When Madeleine “Maddie” Lee, MD decided to become a general surgeon, it was because she knew she would enjoy the variety of soft-tissue procedures she would be called upon to do—from excising skin lesions to gall bladder removals to hernia repairs. She liked working closely with internists and family medicine physicians and she valued the time she spent with patients before and after surgery—explaining what they could expect in the OR and after.
As she hoped, her first several years as an attending at Methodist Hospital gave her everything she was expecting—and more. Days filled with variety and with the deep satisfaction of making an immediate difference to a suffering patient. There were challenges, of course. When she was hired, she was quoted a salary figure and was told it was non-negotiable. Dr. Shilpa Raganathan, the surgeon who mentored her during her residency, mentioned males always negotiated, so Dr. Lee did so too—not without a few nerves—and she received a counteroffer that was a modest increase in salary. Not to mention there was the issue of finding the right footwear to support long stretches standing; the endless coding to feed the EHR; the occasional patient or family member who made it clear they would prefer a “real doctor”, meaning a male.

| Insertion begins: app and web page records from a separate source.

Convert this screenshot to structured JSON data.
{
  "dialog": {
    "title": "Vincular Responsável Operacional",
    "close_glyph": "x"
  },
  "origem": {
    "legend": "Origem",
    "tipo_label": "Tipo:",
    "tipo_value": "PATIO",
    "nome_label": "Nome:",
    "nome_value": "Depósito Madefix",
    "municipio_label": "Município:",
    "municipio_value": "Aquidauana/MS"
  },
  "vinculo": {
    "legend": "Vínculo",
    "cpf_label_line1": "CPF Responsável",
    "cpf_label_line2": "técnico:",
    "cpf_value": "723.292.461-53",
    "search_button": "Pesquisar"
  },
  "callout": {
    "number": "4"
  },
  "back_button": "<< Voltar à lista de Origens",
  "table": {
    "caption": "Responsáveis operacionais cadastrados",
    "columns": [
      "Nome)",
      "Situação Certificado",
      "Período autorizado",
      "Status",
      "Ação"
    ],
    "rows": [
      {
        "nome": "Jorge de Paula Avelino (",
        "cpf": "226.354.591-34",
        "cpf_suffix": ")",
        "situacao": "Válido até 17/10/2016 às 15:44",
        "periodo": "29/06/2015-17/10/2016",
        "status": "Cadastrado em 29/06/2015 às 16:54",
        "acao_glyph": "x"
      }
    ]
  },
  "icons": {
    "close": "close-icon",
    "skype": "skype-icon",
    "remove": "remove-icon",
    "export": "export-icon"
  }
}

And there were still instances when some colleagues forgot to address her as “Doctor” plus surname in formal settings.
In short, medicine was, in turn, exhilarating, frustrating, rewarding and maddening.
The very same thing could be said for another life-changing career upon which Dr. Lee embarked—parenthood.
She married Carl, the Beethoven-loving lawyer her friends were nearly as enthusiastic about as she was; the pair bought a compact but architecturally significant mid-century house in a nearby suburb; and they welcomed Josephine into the world.
She had long supposed her medical training would reduce her anxiety at the prospect of nurturing a young life, but that idea went out the window the day she brought the baby home. Her heart was brimming with love and her stomach was in knots. The only “medicine” for her worry was the certainty that she would make any sacrifice and bear any burden to keep her daughter safe and happy.
It wasn’t long after her maternity leave that she discovered the first major sacrifice she would need to make: less time at work. She was ambitious, eager to prove herself, at war with sexist assumptions about female practitioners—but she was Josephine’s primary caregiver too. She balked at the thought of turning Josephine over to a nearly full-time nanny—even if they could afford it, which they couldn’t, it would mean that she would struggle to get to know her daughter. Carl’s firm was embroiled in long-term litigation, and he typically came home well after sunset; both of their extended families lived far away. And as wonderful as Carl was, Dr. Lee could tell he wasn’t a natural in the child-care department; he simply hadn’t been taught to be.
So Dr. Lee went to Dr. Phil Aaron, surgery department head, to ask about adjusting her schedule. Dr. Aaron sent her to the hospital’s operational director, Tim Wicks.
“I hear what you’re saying and what you need,” Wicks said. “but I think you’d be wise to think twice about it.”
“I beg your pardon?” said Dr. Lee.
“No, I really get it,” he said, opening his hands wide. “But I think, as a new attending here, you want to keep your options open. You don’t want to get the reputation of being a part-timer. I don’t think that’s the direction you want your career to go.”
“It cuts off options, you know?”
This uncomfortable conversation went on for fifteen more minutes and was the main reason Dr. Lee decided she needed some female perspective and guidance. Luckily, Methodist had a peer-mentor program, and she was able to sit down with Dr. Alice Egonu to obtain some clarity.
“The interaction made me realize women truly can’t have it all,” she told the coach. “It basically told me I don’t get to be a mother and a doctor with a future. And that caring for my daughter is an automatic ticket to the second tier around here.”
Dr. Egonu drew a long breath. “I wish that interaction would have been better,” she said. “But it’s an attitude thing—part of that old-school medical culture that’s still alive and well. If you aren’t in it to the exclusion of almost anything else, you’re not ‘serious.’ I could call it a very male thing, but even some of the men have come to realize it’s too one-dimensional. Still, it hangs on. I think it will hang on ‘til we have more women setting policy and running things day-to-day.”
“But what can I do, Alice? Right now?”
Dr. Egonu helped her make some important distinctions, like the one between the things she couldn’t do anything about (the attitudes they talked about) and what she could do on her own behalf—such as reducing her hours to some extent while taking on the kinds of challenging cases that get noticed.
“And another way to get noticed and make the case for your leadership potential,” said Dr. Egonu, “is to be a leader now. Mentor the female residents. Get known as a go-to.”
“That’s a great idea, and it’s a lot of work too,” she said.
“That’s the way it is for us until there’s a real change of culture.”
“Well, okay,” said Dr. Lee. “Like it says on the internet, be part of the change you want to see in the world. I think I can give it a shot.”
The story continues in part three, when we see Dr. Lee five years later, striving for a leadership role and her ambitions to champion other novice female physicians in the organization.
Download our article How the Rise of Women Physicians Impacts your Healthcare Organization to learn more about this rising demographic of practitioners and how your organization can best support their greatest concerns.